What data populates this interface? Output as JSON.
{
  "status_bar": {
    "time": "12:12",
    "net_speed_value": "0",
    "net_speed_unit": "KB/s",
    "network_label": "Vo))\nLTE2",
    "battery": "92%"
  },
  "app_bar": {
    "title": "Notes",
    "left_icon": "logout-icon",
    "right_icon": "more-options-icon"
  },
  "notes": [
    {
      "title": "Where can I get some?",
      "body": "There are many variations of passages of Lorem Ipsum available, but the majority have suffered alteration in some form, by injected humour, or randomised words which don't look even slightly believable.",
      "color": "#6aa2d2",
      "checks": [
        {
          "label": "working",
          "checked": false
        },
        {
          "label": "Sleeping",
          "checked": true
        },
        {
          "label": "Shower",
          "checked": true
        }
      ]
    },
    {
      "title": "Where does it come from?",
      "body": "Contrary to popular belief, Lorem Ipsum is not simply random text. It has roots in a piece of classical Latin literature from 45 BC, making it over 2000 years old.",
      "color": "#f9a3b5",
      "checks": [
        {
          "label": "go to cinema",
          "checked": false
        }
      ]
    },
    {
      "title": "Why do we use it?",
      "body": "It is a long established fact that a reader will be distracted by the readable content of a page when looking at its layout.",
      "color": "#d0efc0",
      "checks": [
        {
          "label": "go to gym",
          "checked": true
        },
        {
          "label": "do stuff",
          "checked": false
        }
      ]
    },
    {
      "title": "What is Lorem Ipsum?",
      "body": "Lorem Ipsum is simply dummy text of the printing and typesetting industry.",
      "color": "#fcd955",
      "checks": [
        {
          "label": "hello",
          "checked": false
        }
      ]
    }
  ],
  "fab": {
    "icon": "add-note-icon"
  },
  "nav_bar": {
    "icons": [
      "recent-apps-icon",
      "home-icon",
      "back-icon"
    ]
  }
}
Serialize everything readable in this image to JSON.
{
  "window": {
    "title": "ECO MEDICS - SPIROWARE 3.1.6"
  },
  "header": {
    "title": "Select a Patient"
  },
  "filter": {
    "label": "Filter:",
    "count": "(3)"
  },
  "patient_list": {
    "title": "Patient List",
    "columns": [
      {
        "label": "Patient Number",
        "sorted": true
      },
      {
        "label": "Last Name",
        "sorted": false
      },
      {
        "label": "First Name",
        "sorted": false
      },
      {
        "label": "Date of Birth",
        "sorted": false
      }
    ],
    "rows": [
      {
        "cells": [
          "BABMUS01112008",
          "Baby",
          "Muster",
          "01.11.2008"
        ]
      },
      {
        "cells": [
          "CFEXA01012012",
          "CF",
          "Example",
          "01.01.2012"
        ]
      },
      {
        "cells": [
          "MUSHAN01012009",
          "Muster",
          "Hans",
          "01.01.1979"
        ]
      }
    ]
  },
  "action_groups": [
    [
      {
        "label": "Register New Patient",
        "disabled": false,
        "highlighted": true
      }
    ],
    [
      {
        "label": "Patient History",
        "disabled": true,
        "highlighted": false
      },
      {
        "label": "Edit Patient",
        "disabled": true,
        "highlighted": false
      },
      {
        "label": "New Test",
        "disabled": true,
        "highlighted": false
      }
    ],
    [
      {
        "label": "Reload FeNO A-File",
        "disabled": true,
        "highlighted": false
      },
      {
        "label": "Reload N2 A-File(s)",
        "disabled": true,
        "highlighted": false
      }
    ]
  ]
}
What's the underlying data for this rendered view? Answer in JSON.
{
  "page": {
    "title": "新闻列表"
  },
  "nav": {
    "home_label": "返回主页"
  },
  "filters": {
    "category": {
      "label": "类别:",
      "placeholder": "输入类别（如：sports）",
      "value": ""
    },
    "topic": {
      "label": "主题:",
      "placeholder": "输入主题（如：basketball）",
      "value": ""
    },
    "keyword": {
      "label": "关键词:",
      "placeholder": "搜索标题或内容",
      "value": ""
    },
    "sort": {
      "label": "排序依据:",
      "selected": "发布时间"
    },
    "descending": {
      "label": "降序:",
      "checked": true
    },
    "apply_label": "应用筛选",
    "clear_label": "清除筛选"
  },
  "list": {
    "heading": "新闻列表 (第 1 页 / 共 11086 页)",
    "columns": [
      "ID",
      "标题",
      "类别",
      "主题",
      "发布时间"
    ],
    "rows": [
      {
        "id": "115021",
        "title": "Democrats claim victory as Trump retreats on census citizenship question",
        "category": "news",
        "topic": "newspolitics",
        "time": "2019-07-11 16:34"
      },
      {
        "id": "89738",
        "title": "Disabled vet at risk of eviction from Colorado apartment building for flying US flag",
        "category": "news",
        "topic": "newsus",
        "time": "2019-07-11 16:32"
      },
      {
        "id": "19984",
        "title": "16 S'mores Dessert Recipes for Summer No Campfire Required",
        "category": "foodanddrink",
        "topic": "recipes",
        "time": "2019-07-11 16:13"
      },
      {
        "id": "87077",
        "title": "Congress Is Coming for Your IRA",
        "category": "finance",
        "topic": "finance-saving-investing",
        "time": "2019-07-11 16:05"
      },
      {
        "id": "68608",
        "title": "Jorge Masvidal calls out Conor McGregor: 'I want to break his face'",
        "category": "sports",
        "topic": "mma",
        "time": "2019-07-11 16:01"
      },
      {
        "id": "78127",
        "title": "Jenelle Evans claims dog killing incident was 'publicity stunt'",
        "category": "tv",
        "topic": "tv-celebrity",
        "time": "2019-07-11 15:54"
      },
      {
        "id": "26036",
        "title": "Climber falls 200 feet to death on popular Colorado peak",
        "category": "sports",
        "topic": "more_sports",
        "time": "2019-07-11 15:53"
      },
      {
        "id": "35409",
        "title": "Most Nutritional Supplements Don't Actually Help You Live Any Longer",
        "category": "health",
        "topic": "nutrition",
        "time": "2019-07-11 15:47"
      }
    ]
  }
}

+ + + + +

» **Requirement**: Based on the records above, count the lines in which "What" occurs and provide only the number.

» **Task result**: 3